With thanks to Tony Whelan from the LSE for some of the following. Tony is a highly experienced class teacher who has run classes in Maths, Statistics and OR.
- Provide background: In some sessions, it may be appropriate to discuss the theory and methods involved in a topic, at a fairly general level, and then to use that discussion as the basis for approaching the issues raised by homework exercises.
On an elementary statistics course, homework revealed that students had considerable difficulty with one important idea, namely that of an estimator. One successful class session involved spending half the time studying the relevant definitions and properties, with lots of examples of things that were, and that were not, estimators. This clarified the issues involved, and it was then possible to go back to the homework questions and clarify how the basic ideas applied in all of them.
- Read and contextualise the question(s): In most sessions it is fruitful to encourage students to read questions carefully and to absorb the information in the question. In many applied areas this can be motivated by the observation that, in the "real world", real problems require considerable effort and thought to decide what is important about them, and what mathematical approach(es) might be fruitful.
- Identify thought processes: In most sessions it is also fruitful to discuss the thought processes that students need to engage in while approaching how to solve a problem: at each stage, students need to be able to decide, "what should I do next"?
In an elementary statistics course, there are strategies for calculating probabilities using two results known as Bayes' Formula and the Total Probability Formula. It is often useful, at an appropriate stage, to (re-)display those results, in a different colour from the "solution", to remind students just why the next calculation is the appropriate one to carry out. Similarly, in explaining the Gaussian Elimination method of manipulating matrices, it can be useful to put coloured boxes around the key cells and blocks being used at various stages in the calculations.

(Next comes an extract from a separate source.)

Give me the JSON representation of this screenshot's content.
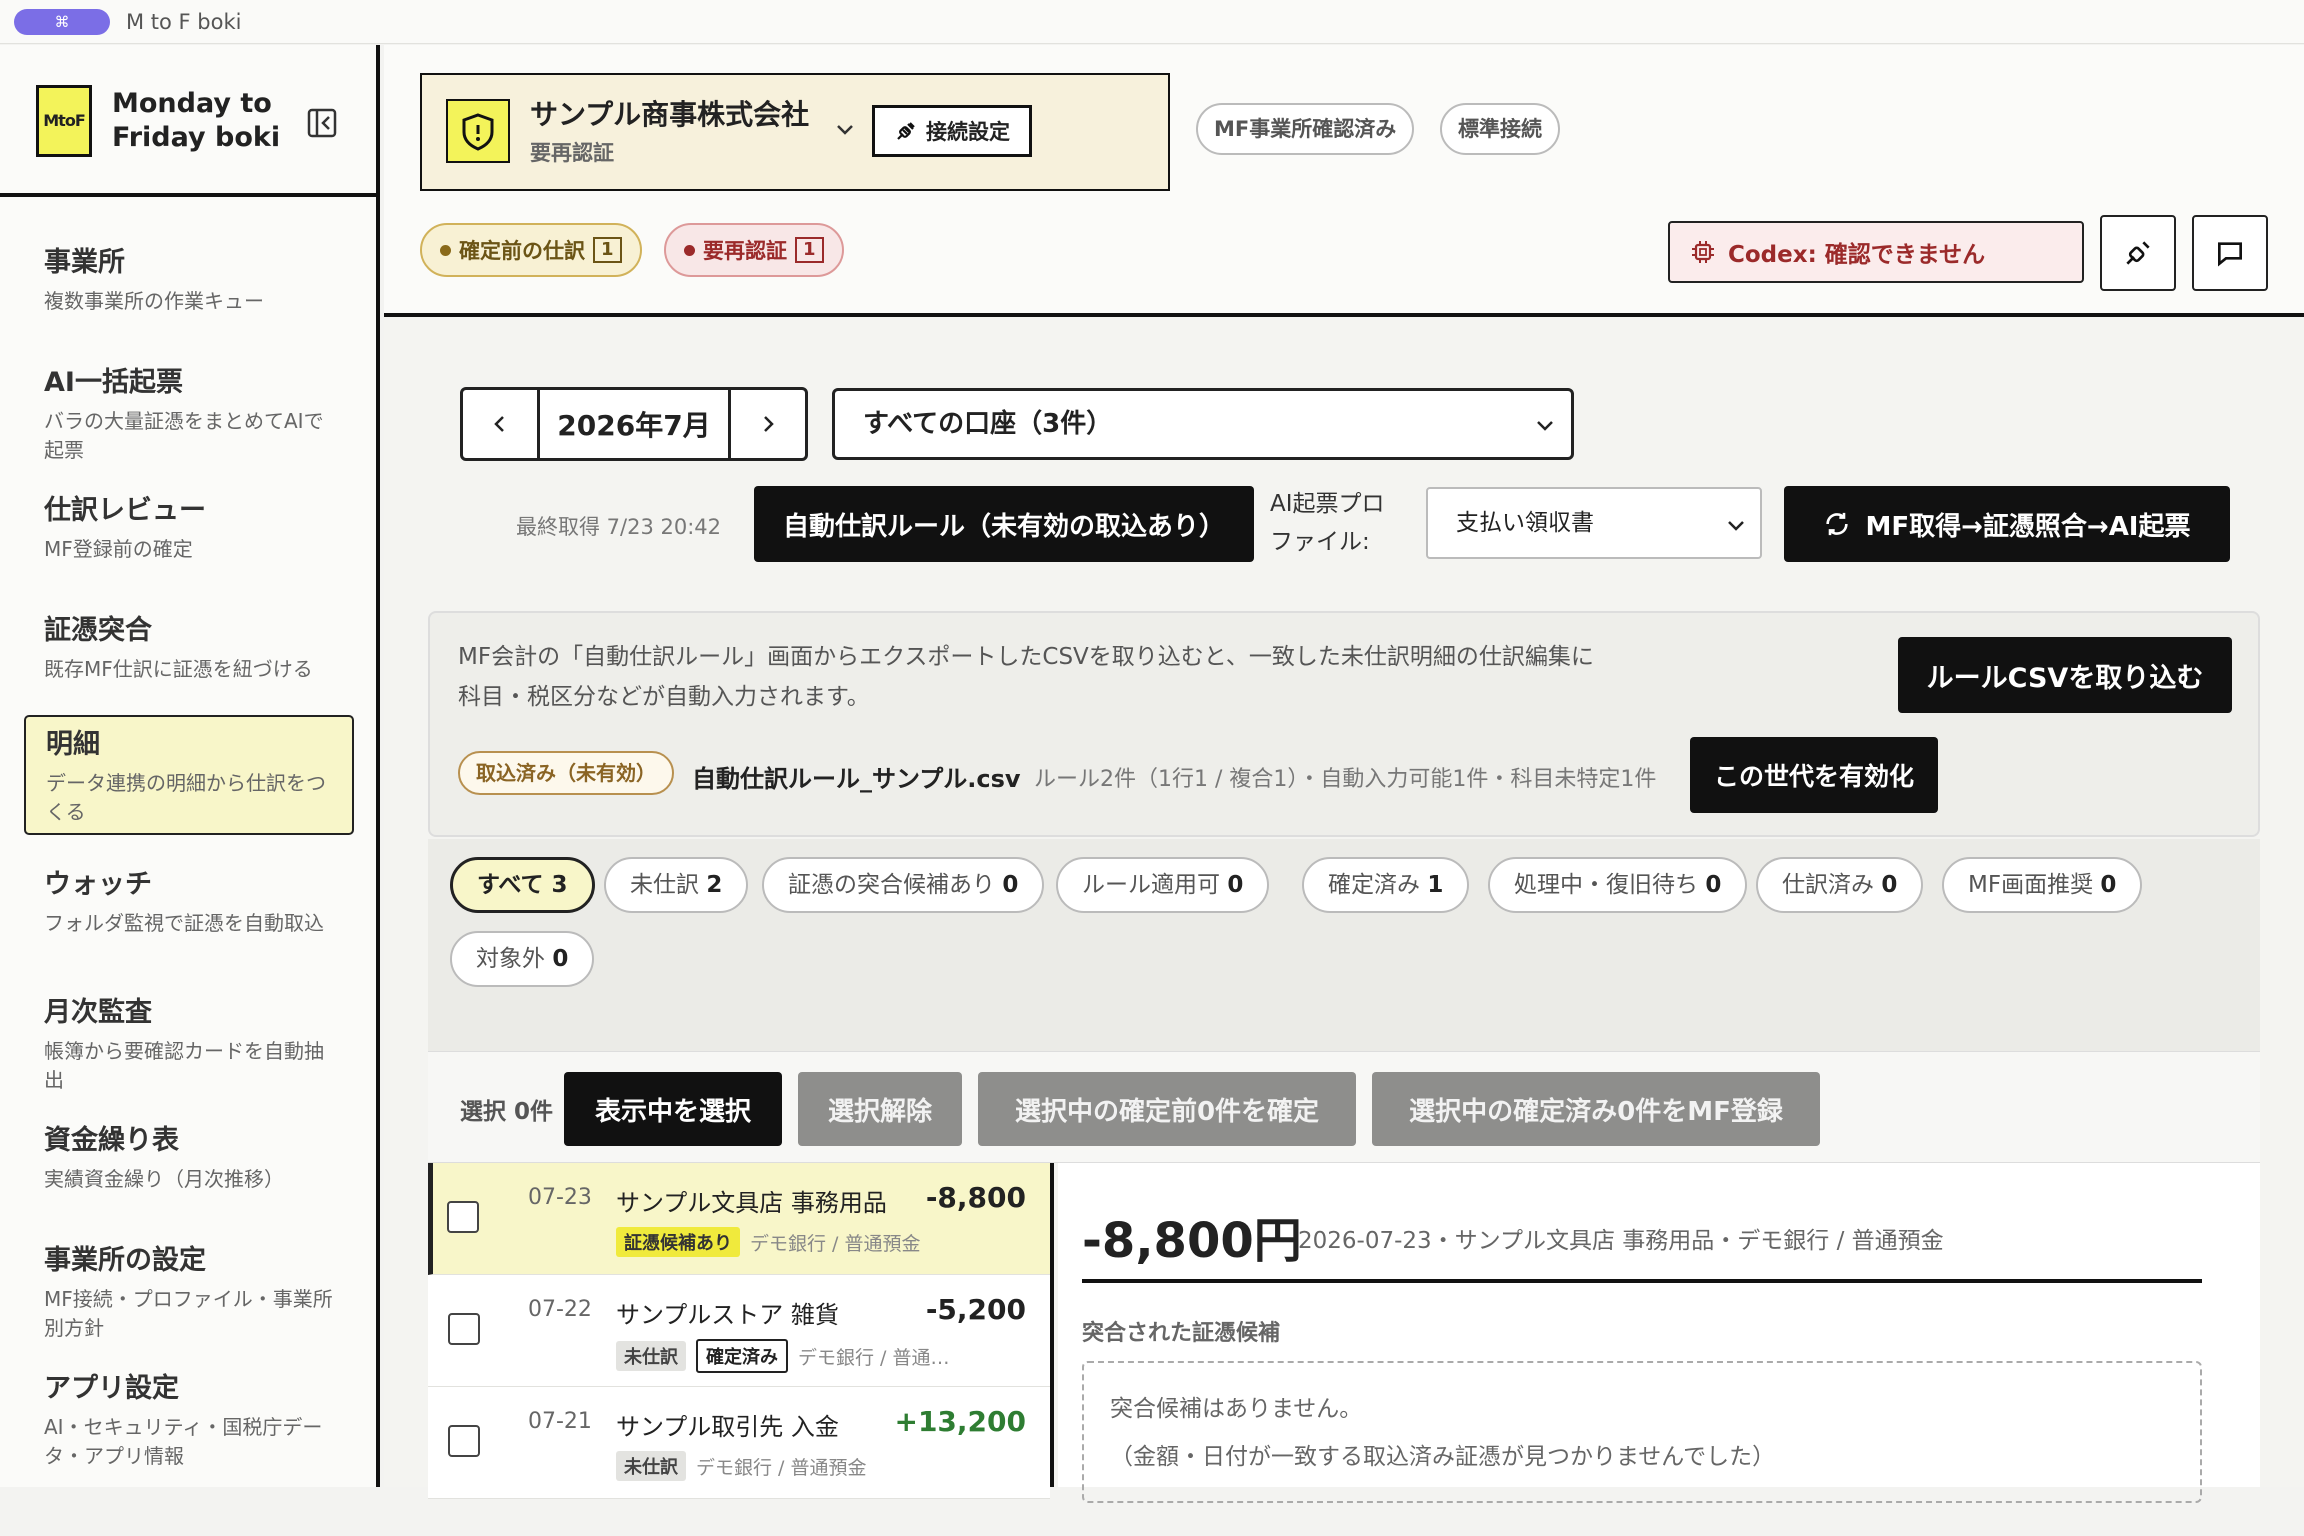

- Use examples: It is frequently useful to motivate ideas and techniques by reference to realworld examples.
In an elementary statistics course, students meet the concept of "outliers", that is to say values in a set of data that seem a long way away from the bulk of the known data. In real-world situations, such anomalies can be due to, for instance, instrument errors. The discovery of the famous hole in the ozone layer, over Antarctica, illustrates both the importance and the difficulty of dealing with this problem in "real-world" situations: it was discovered using meteorological balloons, but then the question arose why meteorological satellites observing the same area earlier had not identified it first. It turned out that the computer programmes used to analyse the satellite data had been so written as to reject, as "outlier" instrument errors, true readings which ought to have revealed the ozone hole but were ignored until it was discovered a different way.
- Prepare and structure: Make sure that classes are well prepared, with a proper structure: some ideas about this can be found just above, and also in the section on 'Preparation and planning'.
- Explain, then summarise: Be prepared to repeat things, often from slightly different angles, and to summarise the ideas you are trying to get across, e.g. as bullet points.
- Observe your audience: Pay careful attention to whether students appear to be following what is being said: there are all sorts of clues that can help with this, involving body language and facial expressions as well as any explicit questions or interjections that they make.
- Encourage participation: Even when a class teacher is dominating the discussion (which will often be the case in problem-solving classes), s/he should make sure that students are encouraged to yell out if something is unclear, or wrong.
- Involve students: One other technique that helps to involve students, even when a class teacher is dominating the discussion, is from time to time to ask something like "Someone tell me what comes next". This approach can be varied by asking particular students something similar, but whatever detailed approach may be used, teachers need to be aware of the twin dangers of the "pushy" student, who likes to show off how much s/he knows, intimidating or discouraging others, and of the shy or nervous student, who needs to be encouraged to respond in such situations.
- Use follow-on exercises to check on understanding: Students can be told in advance that they will be given an exercise in class as a follow-on from, or as another example of, an exercise they have prepared. They could work on these in small groups with the groups reporting back.
- Give students enough time: If you give students work to do in the class as a follow-on exercise from the ones they have prepared, give them enough time to complete it, or at least to get sufficiently far through it to benefit from the subsequent explanation.